From his perch as Governor of the western Indian coastal State of Goa, P.S. Sreedharan Pillai takes full advantage of his bully pulpit, speaking about, and disseminating his passion for reading and literature.
A prodigious writer, he has authored more than 200 books which traverse an astonishing range of subjects – from history, politics, law to poetry and economy, being possibly the only personage in the Indian political scene with so many literary credits under his name.
Mr. Pillai firmly abides by his maxim that “Art and literature can unite people” and has utilised his love of literature to achieving this object, whether as a respected attorney, as a former two-time State president of the Bharatiya Janata Party (BJP), or as Governor of first Mizoram and now Goa.
“Art and literature can guarantee unity among people. Private study in form of reading and writing has an educative dimension far greater than merely reading something to prepare a political speech,” says Mr. Pillai, speaking to The Hindu.
A respected figure across the political spectrum in today’s polarised times, Mr. Pillai rues the plummeting standards of literary output and reading among today’s crop of politicos.
“Be it Gandhiji or Dr. S. Radhakrishnan, there used to be a rich tradition of scholar-politicians on the Indian political scene, particularly during the freedom struggle and the immediate decades after 1947. Regrettably, that tradition has seen a decline in recent times,” he says.
Recalling his childhood days in Travancore’s Venmony village, Mr. Pillai says he was a dedicated reader of newspapers even as a boy.
His tryst with literature was cemented when he became a student leader of the Akhil Bharatiya Vidyarthi Parishad and was elected as secretary in Malayalam language literary committees.
Since the publication of his first book in 1983, there has been no looking back with Mr. Pillai, who has managed to churn out books and anthologies not just on weighty topics but also on humour and folklore as well – all this through the hurly-burly of a hectic law practice and later as a top BJP leader from Kerala and as Governor.
“My writing and public service have been complementary. I dedicate a few hours each morning to read and every evening to write a certain number of pages before going to bed. This has been my regimen for more than 30 years now.
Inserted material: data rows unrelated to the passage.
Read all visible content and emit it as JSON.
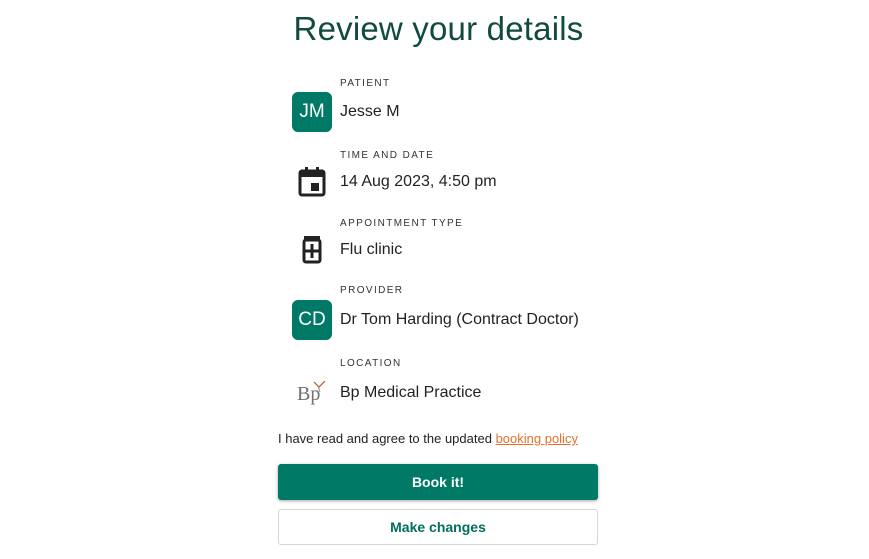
{
  "page": {
    "title": "Review your details"
  },
  "details": {
    "patient": {
      "label": "PATIENT",
      "initials": "JM",
      "value": "Jesse M"
    },
    "time_and_date": {
      "label": "TIME AND DATE",
      "icon": "calendar-icon",
      "value": "14 Aug 2023, 4:50 pm"
    },
    "appointment_type": {
      "label": "APPOINTMENT TYPE",
      "icon": "medicine-jar-icon",
      "value": "Flu clinic"
    },
    "provider": {
      "label": "PROVIDER",
      "initials": "CD",
      "value": "Dr Tom Harding (Contract Doctor)"
    },
    "location": {
      "label": "LOCATION",
      "logo_text": "Bp",
      "value": "Bp Medical Practice"
    }
  },
  "consent": {
    "text": "I have read and agree to the updated ",
    "link_text": "booking policy"
  },
  "actions": {
    "book_label": "Book it!",
    "change_label": "Make changes"
  },
  "colors": {
    "brand_green": "#007a66",
    "title_green": "#114a3f",
    "link_orange": "#e5702a"
  }
}
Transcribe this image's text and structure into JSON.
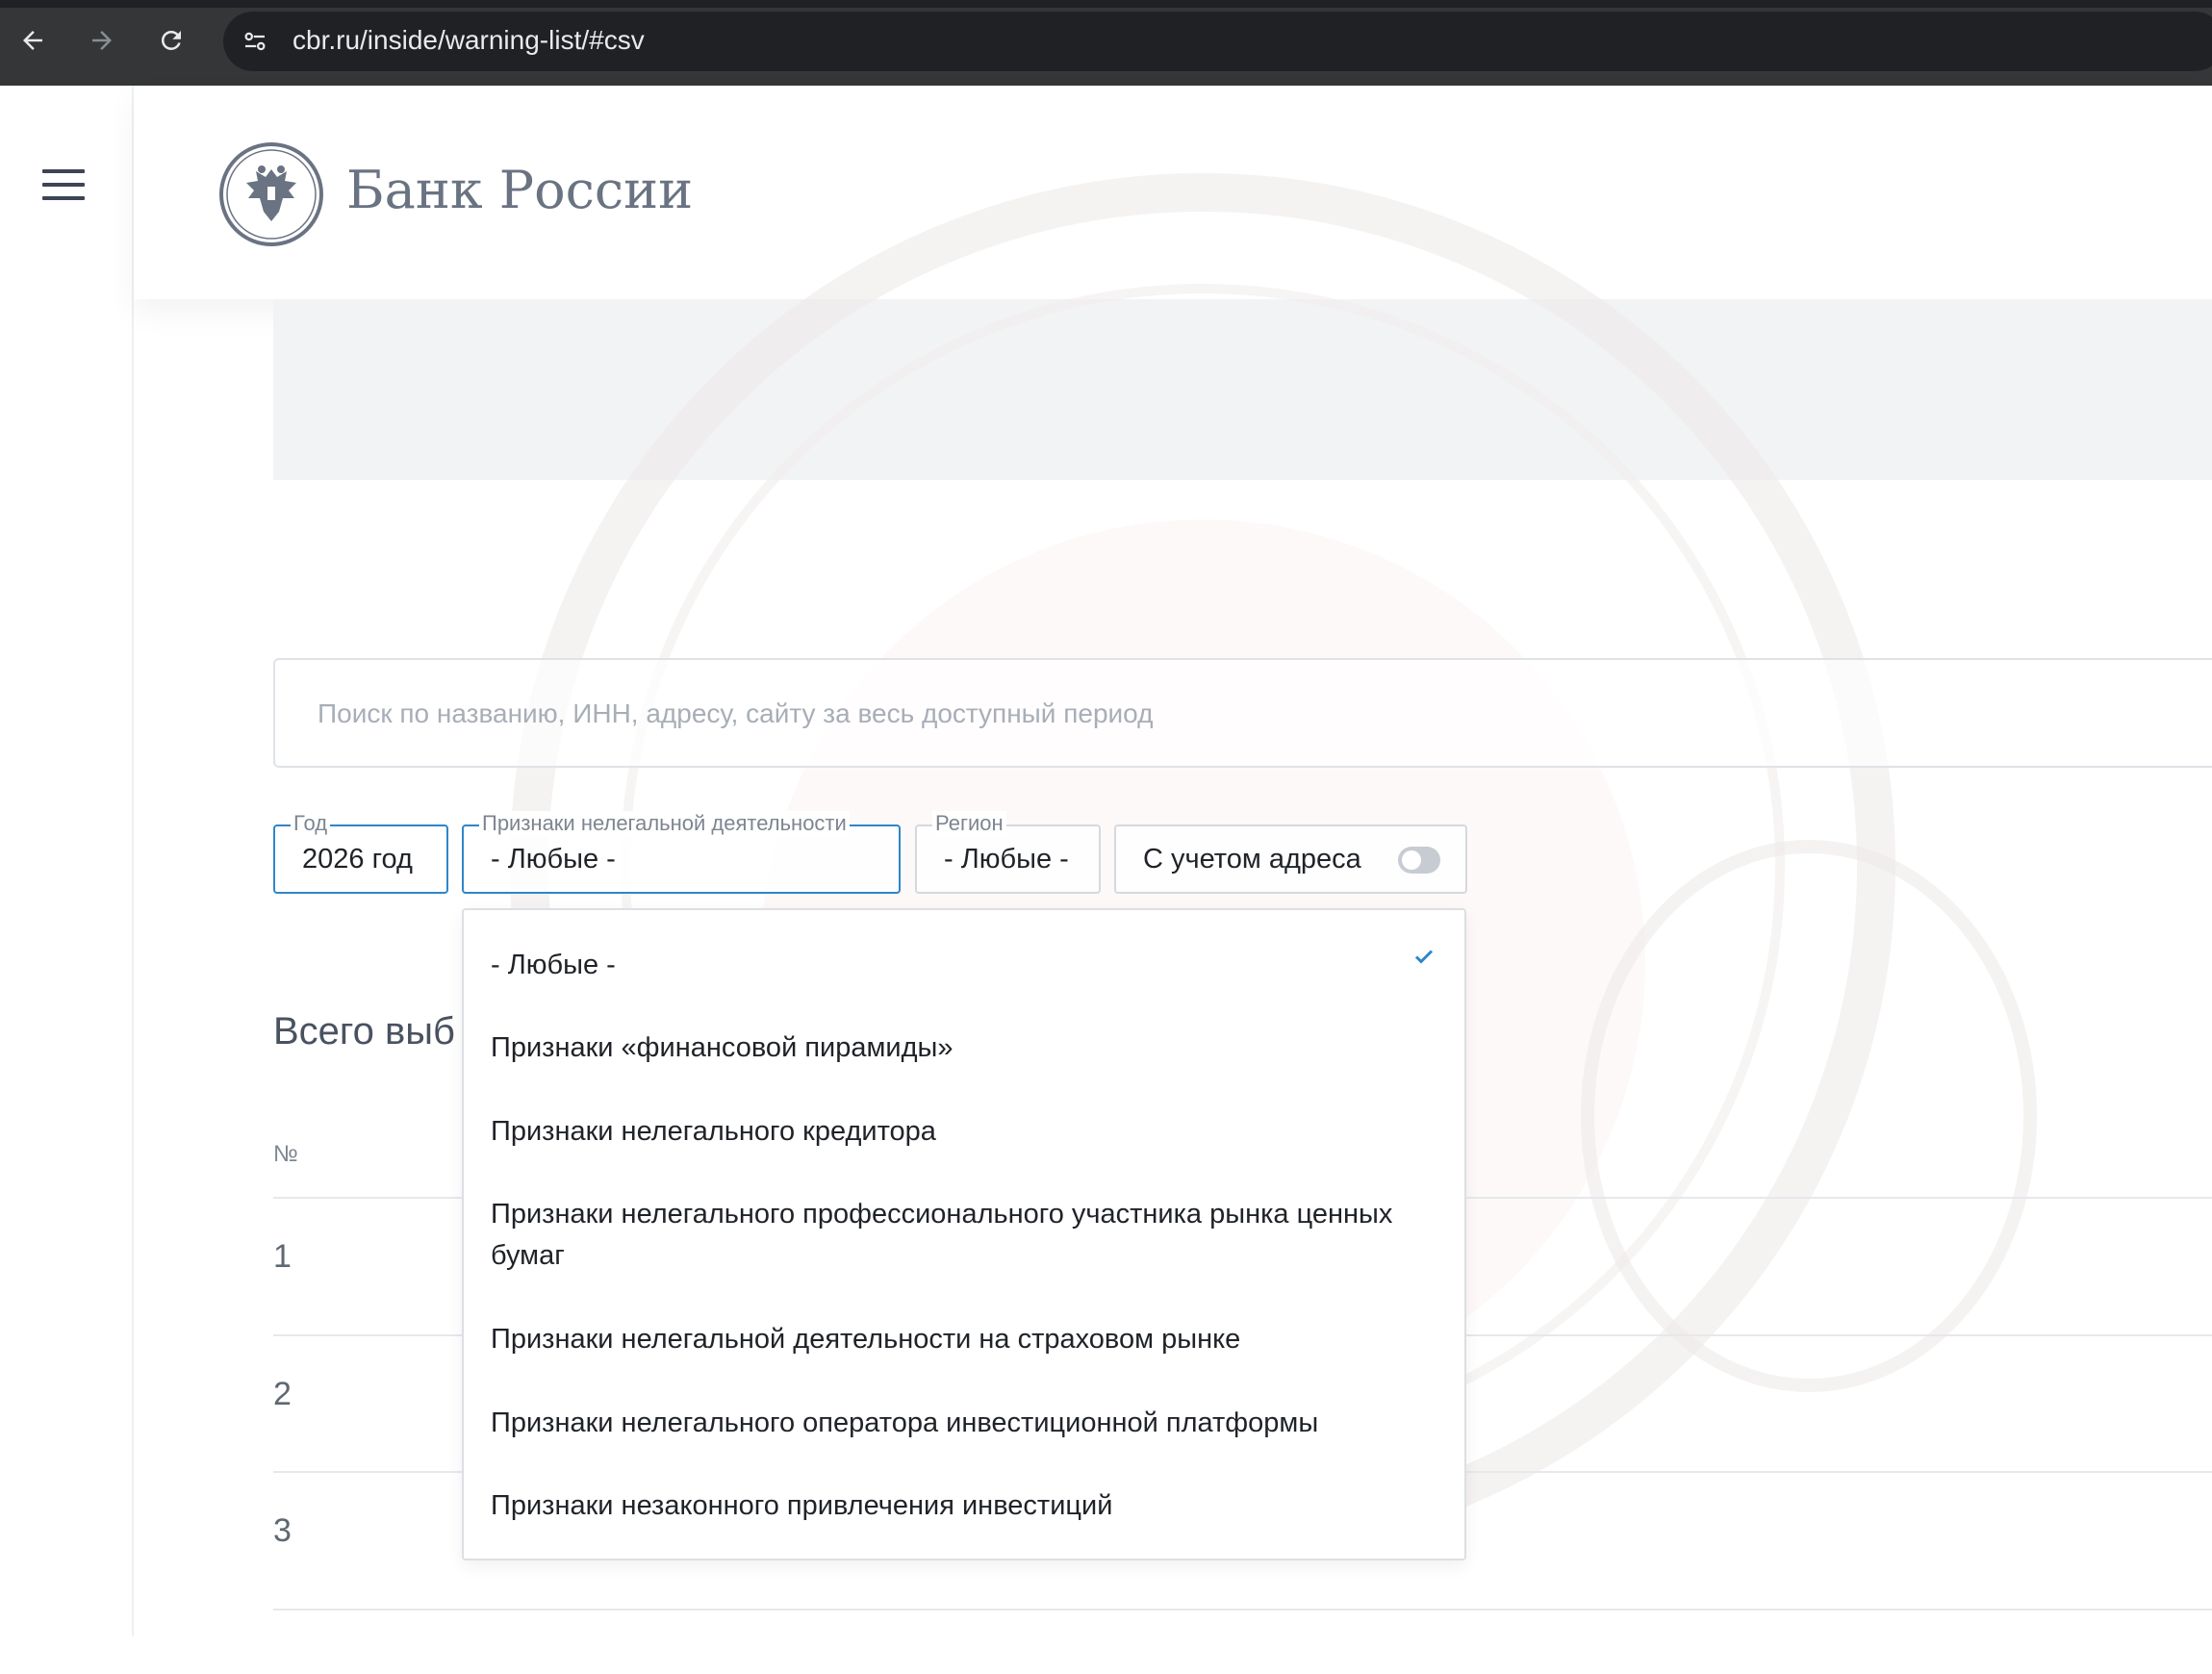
{
  "browser": {
    "url": "cbr.ru/inside/warning-list/#csv"
  },
  "header": {
    "logo_text": "Банк России",
    "logo_emblem": "double-headed-eagle"
  },
  "search": {
    "placeholder": "Поиск по названию, ИНН, адресу, сайту за весь доступный период"
  },
  "filters": {
    "year": {
      "legend": "Год",
      "value": "2026 год"
    },
    "activity": {
      "legend": "Признаки нелегальной деятельности",
      "value": "- Любые -"
    },
    "region": {
      "legend": "Регион",
      "value": "- Любые -"
    },
    "address": {
      "label": "С учетом адреса",
      "toggle_on": false
    }
  },
  "results": {
    "total_label": "Всего выб",
    "col_number": "№",
    "rows": [
      "1",
      "2",
      "3"
    ]
  },
  "dropdown": {
    "selected_index": 0,
    "options": [
      "- Любые -",
      "Признаки «финансовой пирамиды»",
      "Признаки нелегального кредитора",
      "Признаки нелегального профессионального участника рынка ценных бумаг",
      "Признаки нелегальной деятельности на страховом рынке",
      "Признаки нелегального оператора инвестиционной платформы",
      "Признаки незаконного привлечения инвестиций"
    ]
  },
  "colors": {
    "accent": "#2f86c9",
    "chrome": "#353637"
  }
}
Social issues form the raw material of my work, but I hark back to mine our country’s rich literary traditions as well,” he says.
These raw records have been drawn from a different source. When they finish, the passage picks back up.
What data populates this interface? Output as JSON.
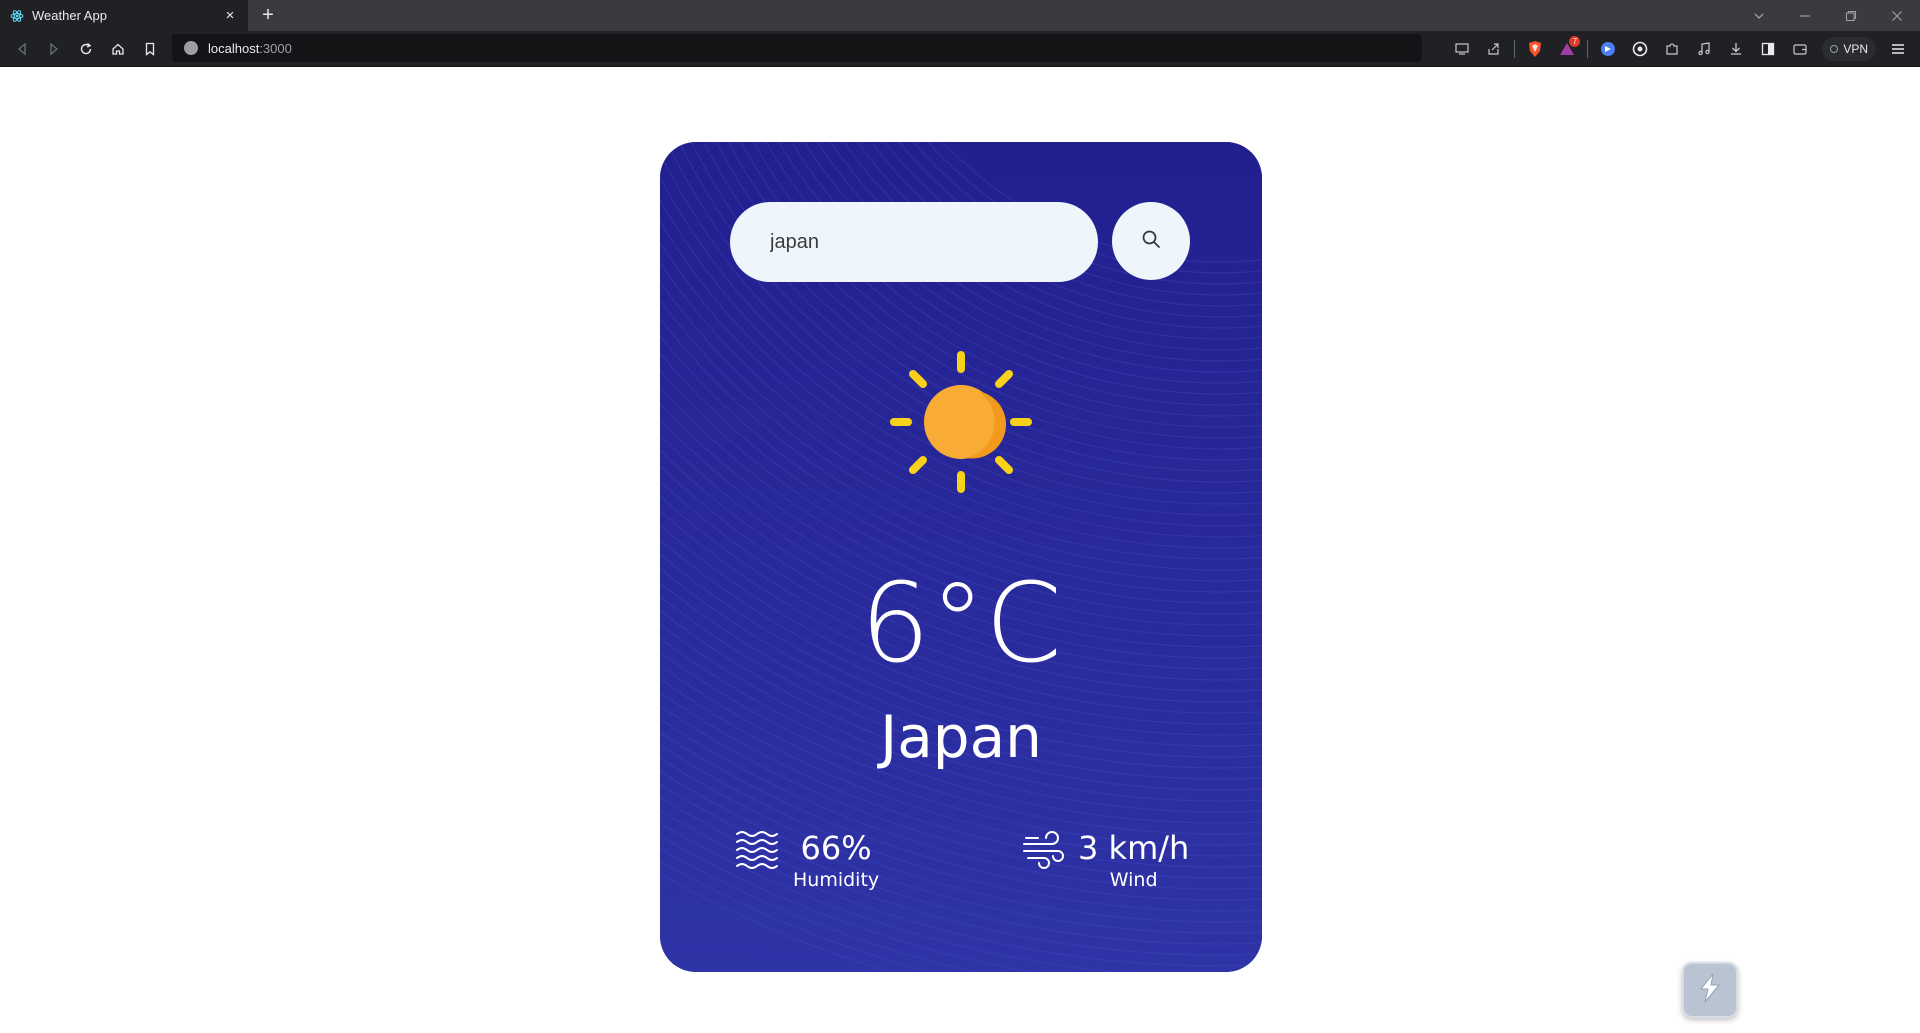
{
  "browser": {
    "tab_title": "Weather App",
    "url_host": "localhost",
    "url_port": ":3000",
    "vpn_label": "VPN",
    "extension_badge": "7"
  },
  "app": {
    "search": {
      "value": "japan",
      "placeholder": "Search"
    },
    "weather_icon": "sun-icon",
    "temperature": "6°C",
    "city": "Japan",
    "humidity": {
      "value": "66%",
      "label": "Humidity"
    },
    "wind": {
      "value": "3 km/h",
      "label": "Wind"
    }
  },
  "colors": {
    "card_background": "#272a96",
    "sun_body": "#f9ac35",
    "sun_rays": "#f7d11a",
    "input_background": "#eef5fb"
  }
}
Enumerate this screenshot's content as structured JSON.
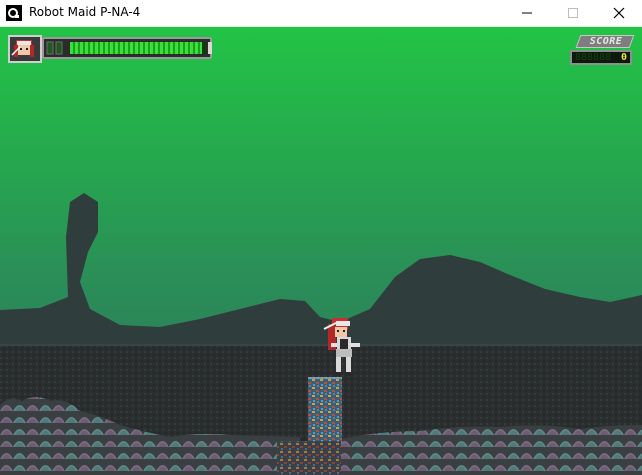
{
  "window": {
    "title": "Robot Maid P-NA-4",
    "controls": {
      "minimize": "minimize",
      "maximize": "maximize",
      "close": "close"
    }
  },
  "hud": {
    "health_fraction": 0.97,
    "score_label": "SCORE",
    "score_value": "0",
    "score_ghost_digits": "888888"
  },
  "palette": {
    "sky_top": "#22c445",
    "sky_bottom": "#2f6f5e",
    "mountains": "#2f3d3d",
    "ground": "#2b2e2f"
  }
}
Book on Emergency
His 100th book titled Dark Days of Democracy was released by Prime Minister Narendra Modi.
“I was a student leader during the 1975 Emergency. For me, as for my contemporaries, this period holds signal lessons even today. Democracy and literature ultimately triumphed this dark period of dictatorship and censorship. By the elections of 1977 and then in 1980, we proved to the Western world that India was a robust democracy, having lost none of its political, cultural and literary vibrancy,” says Mr. Pillai, who recalls how he played an active role in the parallel publishing industry which sprung up in Kerala during the Emergency.
With his infectious enthusiasm for literature, it came as no surprise that Mr. Pillai should come up with a unique book-sponsorship scheme aimed at promoting talented young writers from Goa, eager to get their first literary works published.
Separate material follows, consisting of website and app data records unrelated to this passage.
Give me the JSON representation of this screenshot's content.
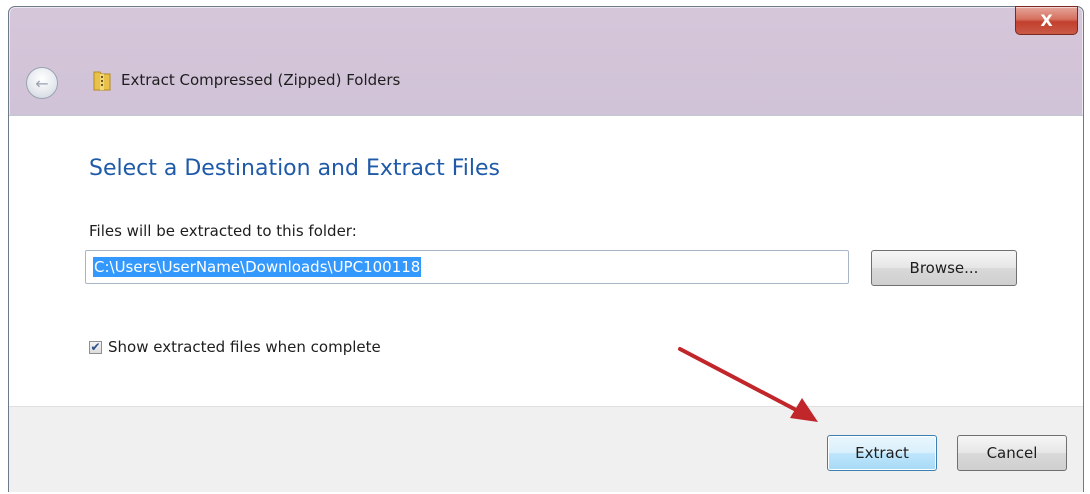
{
  "window": {
    "title": "Extract Compressed (Zipped) Folders",
    "close_glyph": "X"
  },
  "header": {
    "back_icon": "back-arrow-icon",
    "folder_icon": "zip-folder-icon"
  },
  "main": {
    "heading": "Select a Destination and Extract Files",
    "folder_label": "Files will be extracted to this folder:",
    "path_value": "C:\\Users\\UserName\\Downloads\\UPC100118",
    "browse_label": "Browse...",
    "checkbox_label": "Show extracted files when complete",
    "checkbox_checked": true
  },
  "footer": {
    "extract_label": "Extract",
    "cancel_label": "Cancel"
  },
  "colors": {
    "heading": "#1f5aa8",
    "selection": "#3399ff",
    "arrow": "#c0262a"
  }
}
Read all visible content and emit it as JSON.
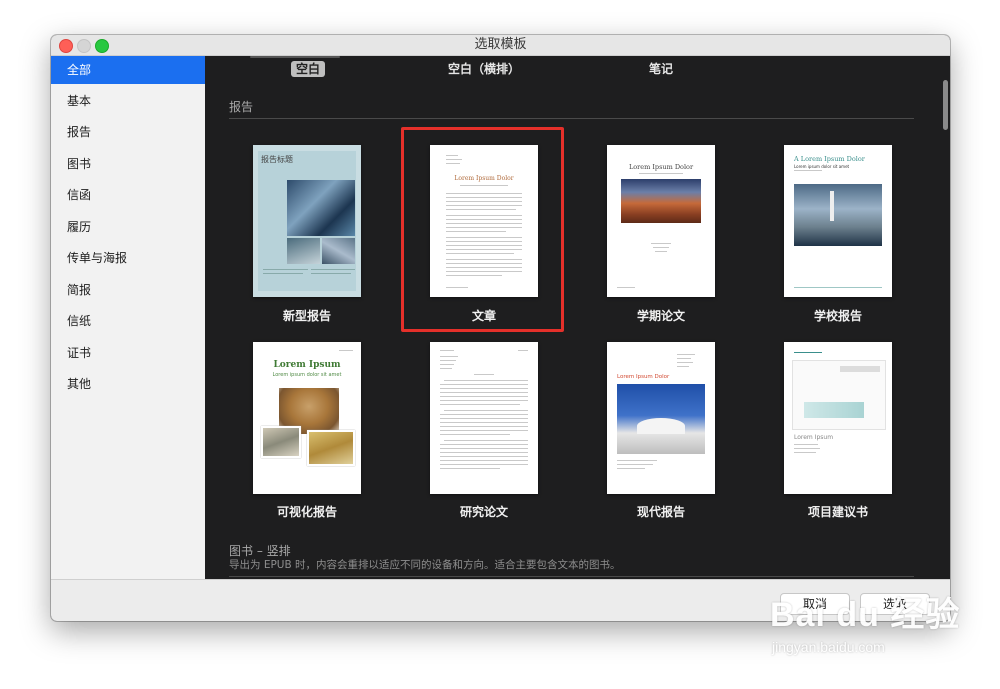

The scheme, Mr. Pillai’s brainchild and titled ‘Navi Pahal’, is open for books written not just in Konkani — the local language — but also in Marathi, Sanskrit and Hindi too.
A committee formed by the Raj Bhavan will select the books of the 60 best writers under this scheme. It envisages publishing 25 books in Konkani, 25 in Marathi and 10 books in Hindi and Sanskrit.
Characteristically, a note released by the Goa Raj Bhavan added the caveat that the books “should not contain any content against the nation, national policies, national leaders or hurt the sentiments of any religion, caste or creed.”
Promoting religious harmony
Promoting religious harmony through literature has been a hallmark of Mr. Pillai, owing to which he retains the admiration and respect of his political and ideological foes.
This was evinced in 2012, when Kerala Congress leader Ramesh Chennithala’s publishing house Priyadarshini Publications brought out Mr. Pillai’s book Onchiyam Oru Marana Warrant.
Last month, at a book release in Kollam in Kerala, he had criticised Mahatma Gandhi’s assassin Nathuram Godse while praising the virtues of Gandhian philosophy.
“I believe in ‘positive secularism’ and the need to promote all religions equally,” says Mr. Pillai.
This compulsive writer shows no signs of slackening. Mr. Pillai’s 200th work pertains to the discovery of the ancient Indian art of ‘Vaman Vriksha Kala’ or the Indian Bonsai.
“Most people think the Bonsai belongs to Japan. Little do they know of its Indian origins. 500 years back, it was from here that this art reached Japan through the agency of the Buddhist monks,” he says.